*Data in this exercise*:
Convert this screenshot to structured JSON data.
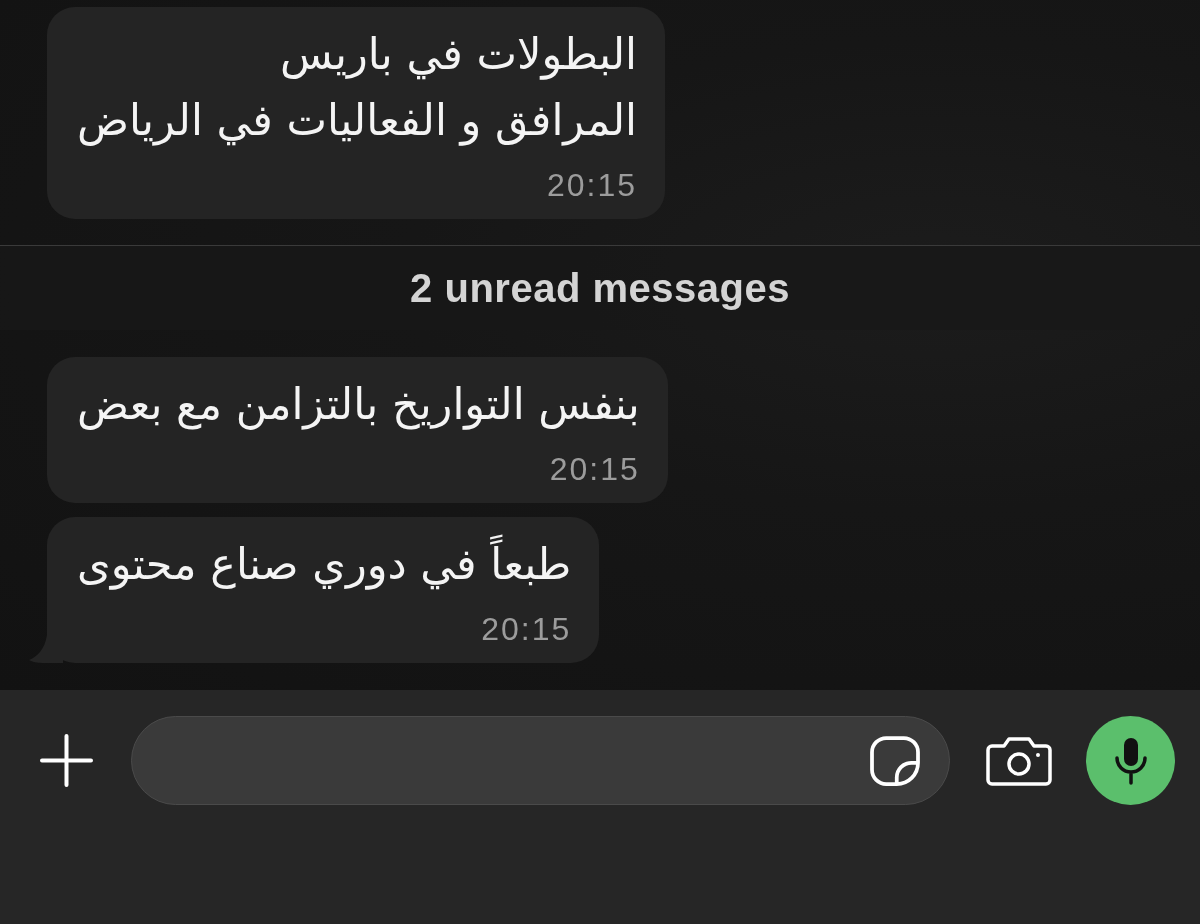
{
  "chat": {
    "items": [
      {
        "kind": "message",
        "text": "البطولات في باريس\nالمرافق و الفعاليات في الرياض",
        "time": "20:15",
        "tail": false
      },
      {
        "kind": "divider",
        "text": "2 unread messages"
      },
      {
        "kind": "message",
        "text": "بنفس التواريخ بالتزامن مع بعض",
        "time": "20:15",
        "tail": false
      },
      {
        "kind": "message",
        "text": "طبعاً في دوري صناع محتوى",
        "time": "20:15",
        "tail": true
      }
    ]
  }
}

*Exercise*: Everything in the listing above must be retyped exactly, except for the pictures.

*Result of the task*:
Convert this screenshot to structured JSON data.
{
  "chat": {
    "items": [
      {
        "kind": "message",
        "text": "البطولات في باريس\nالمرافق و الفعاليات في الرياض",
        "time": "20:15",
        "tail": false
      },
      {
        "kind": "divider",
        "text": "2 unread messages"
      },
      {
        "kind": "message",
        "text": "بنفس التواريخ بالتزامن مع بعض",
        "time": "20:15",
        "tail": false
      },
      {
        "kind": "message",
        "text": "طبعاً في دوري صناع محتوى",
        "time": "20:15",
        "tail": true
      }
    ]
  }
}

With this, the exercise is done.